However, the fear of anesthesia does not match actual patient experiences.

Over the past 25 years, the practice of anesthesiology has seen improvements in patient safety, the care and comfort of patients before, during and after surgery and the development of innovations that have paved the way for modern medical procedures.

As a result, anesthesia-related mortality rates have decreased dramatically from two deaths per 10,000 anesthetics administered to one death per 200,000 to 300,000 anesthetics administered.

To put this into perspective, a person is about 40 times more likely to be struck by lightning than they are to die from anesthesia-related complications.

The Vital Health Report also found that there is a surprising lack of knowledge about anesthesia. Nearly 40 percent of Vital Health Report respondents incorrectly believe that being under general anesthesia is the same as being asleep, while 17 percent of those surveyed mistakenly think that general anesthesia numbs a small area of the body without altering a patient’s awareness.

In actuality, a patient is unconscious while under general anesthesia and has no awareness or other sensations.

“Patients can reduce their anxiety about anesthesia by learning about the procedure, by being aware of the risks that might lead to complications and by actively managing their vital health,” said Kenneth Elmassian, D.O., ASA Board of Directors and President of the Michigan Society of Anesthesiologists.

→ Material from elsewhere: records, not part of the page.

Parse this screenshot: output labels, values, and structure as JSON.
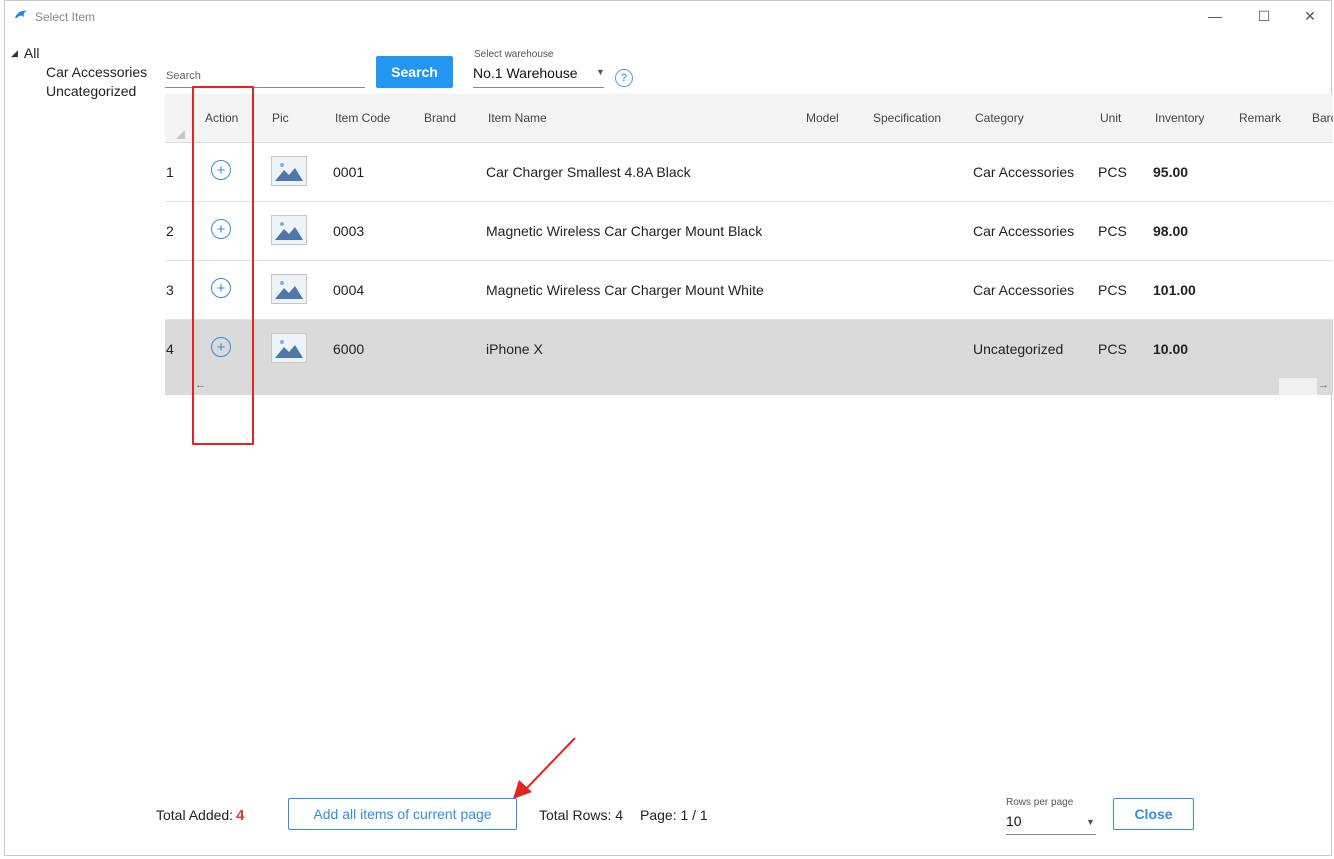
{
  "window": {
    "title": "Select Item"
  },
  "tree": {
    "root": "All",
    "items": [
      "Car Accessories",
      "Uncategorized"
    ]
  },
  "toolbar": {
    "search_placeholder": "Search",
    "search_button": "Search",
    "warehouse_label": "Select warehouse",
    "warehouse_value": "No.1  Warehouse",
    "help": "?"
  },
  "table": {
    "columns": [
      "Action",
      "Pic",
      "Item Code",
      "Brand",
      "Item Name",
      "Model",
      "Specification",
      "Category",
      "Unit",
      "Inventory",
      "Remark",
      "Barc"
    ],
    "rows": [
      {
        "index": "1",
        "code": "0001",
        "name": "Car Charger  Smallest 4.8A Black",
        "category": "Car Accessories",
        "unit": "PCS",
        "inventory": "95.00"
      },
      {
        "index": "2",
        "code": "0003",
        "name": "Magnetic Wireless Car Charger Mount Black",
        "category": "Car Accessories",
        "unit": "PCS",
        "inventory": "98.00"
      },
      {
        "index": "3",
        "code": "0004",
        "name": "Magnetic Wireless Car Charger Mount White",
        "category": "Car Accessories",
        "unit": "PCS",
        "inventory": "101.00"
      },
      {
        "index": "4",
        "code": "6000",
        "name": "iPhone X",
        "category": "Uncategorized",
        "unit": "PCS",
        "inventory": "10.00"
      }
    ],
    "add_glyph": "+"
  },
  "footer": {
    "total_added_label": "Total Added:",
    "total_added_value": "4",
    "add_all_button": "Add all items of current page",
    "total_rows": "Total Rows: 4",
    "page": "Page: 1 / 1",
    "rows_per_page_label": "Rows per page",
    "rows_per_page_value": "10",
    "close_button": "Close"
  },
  "colors": {
    "accent": "#2196f3",
    "annotation": "#e32222",
    "selected_row": "#dadada"
  },
  "icons": {
    "app": "dolphin-icon",
    "minimize": "minimize-icon",
    "maximize": "maximize-icon",
    "close": "close-icon"
  }
}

“Our primary focus as physician anesthesiologists is the safety of our patients, which we maintain by managing their vital signs and pain levels before, during and after surgery, but it is equally important for our patients to be informed and in the best health possible prior to a procedure. The better a patient’s Vital Health prior to undergoing surgery, the more likely the patient will have a better recovery and procedural outcome.”

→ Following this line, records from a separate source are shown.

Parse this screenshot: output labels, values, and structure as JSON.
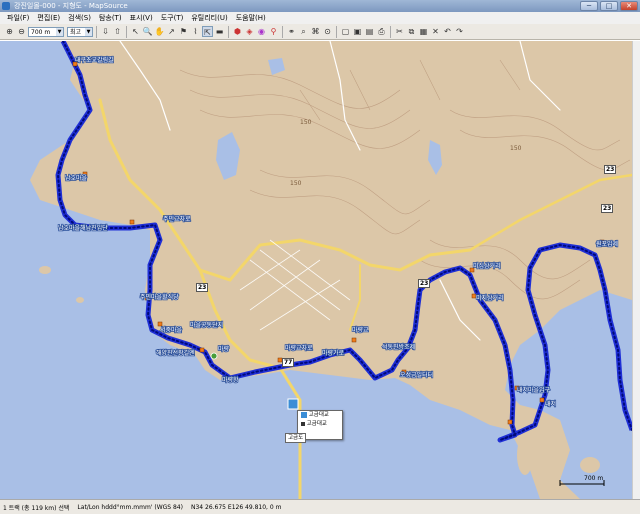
{
  "window": {
    "title": "강진일몰-000 - 지형도 - MapSource",
    "min_label": "─",
    "max_label": "□",
    "close_label": "✕"
  },
  "menu": [
    "파일(F)",
    "편집(E)",
    "검색(S)",
    "탐송(T)",
    "표시(V)",
    "도구(T)",
    "유틸리티(U)",
    "도움말(H)"
  ],
  "toolbar": {
    "zoom_value": "700 m",
    "detail_value": "최고"
  },
  "map": {
    "labels": [
      "대구초교갈림길",
      "남호마을",
      "남호마을해남진입단",
      "주민교차로",
      "주민마을할식당",
      "서중마을",
      "마을공동단지",
      "마량",
      "해양진선장길엔",
      "마량항",
      "마량교차로",
      "마량교",
      "마량가로",
      "석동진방조제",
      "오성금일터터",
      "미심삼거리",
      "미지삼거리",
      "내저마을입구",
      "내저",
      "원포입제"
    ],
    "road_badges": [
      "23",
      "23",
      "23",
      "23",
      "77"
    ],
    "numbers": [
      "150",
      "150",
      "150"
    ],
    "scale": "700 m",
    "popup_items": [
      "고금대교",
      "고금대교"
    ],
    "tooltip": "고금도"
  },
  "status": {
    "track": "1 트랙 (총 119 km) 선택",
    "format": "Lat/Lon hddd°mm.mmm' (WGS 84)",
    "coords": "N34 26.675 E126 49.810, 0 m"
  },
  "colors": {
    "track": "#1f2fd6",
    "water": "#a9bfe6",
    "land": "#dcc7a8",
    "road": "#f3d66a"
  }
}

The ASA offers these tips to reassure patients prior to undergoing a procedure that requires anesthesia:

  • Discuss your medical history and inform your anesthesiologist about the medications you are currently taking or have recently taken, including herbal remedies.
  • Ask your anesthesiologist about the anesthesia that will be administered, the duration of the anesthesia and the associated risks for a person with your medical profile.
  • Check the credentials of the physicians performing your procedure, including the anesthesiologist.
  • Work to be in the best possible Vital Health prior to your procedure.

Source: American Society of Anesthesiologists

Anxiety Often Delays Surgery

Rick Nauert PhD

Rick Nauert, PhDDr. Rick Nauert has over 25 years experience in clinical, administrative and academic healthcare. He is currently an associate professor for Rocky Mountain University of Health Professionals doctoral program in health promotion and wellness. Dr. Nauert began his career as a clinical physical therapist and served as a regional manager for a publicly traded multidisciplinary rehabilitation agency for 12 years. He has masters degrees in health-fitness management and healthcare administration and a doctoral degree from The University of Texas at Austin focused on health care informatics, health administration, health education and health policy. His research efforts included the area of telehealth with a specialty in disease management.

APA Reference
Nauert PhD, R. (2015). Anxiety Often Delays Surgery. Psych Central. Retrieved on November 16, 2018, from https://psychcentral.com/news/2010/08/04/anxiety-often-delays-surgery/16388.html

 

Scientifically Reviewed
Last updated: 6 Oct 2015
Last reviewed: By John M. Grohol, Psy.D. on 6 Oct 2015
Published on PsychCentral.com. All rights reserved.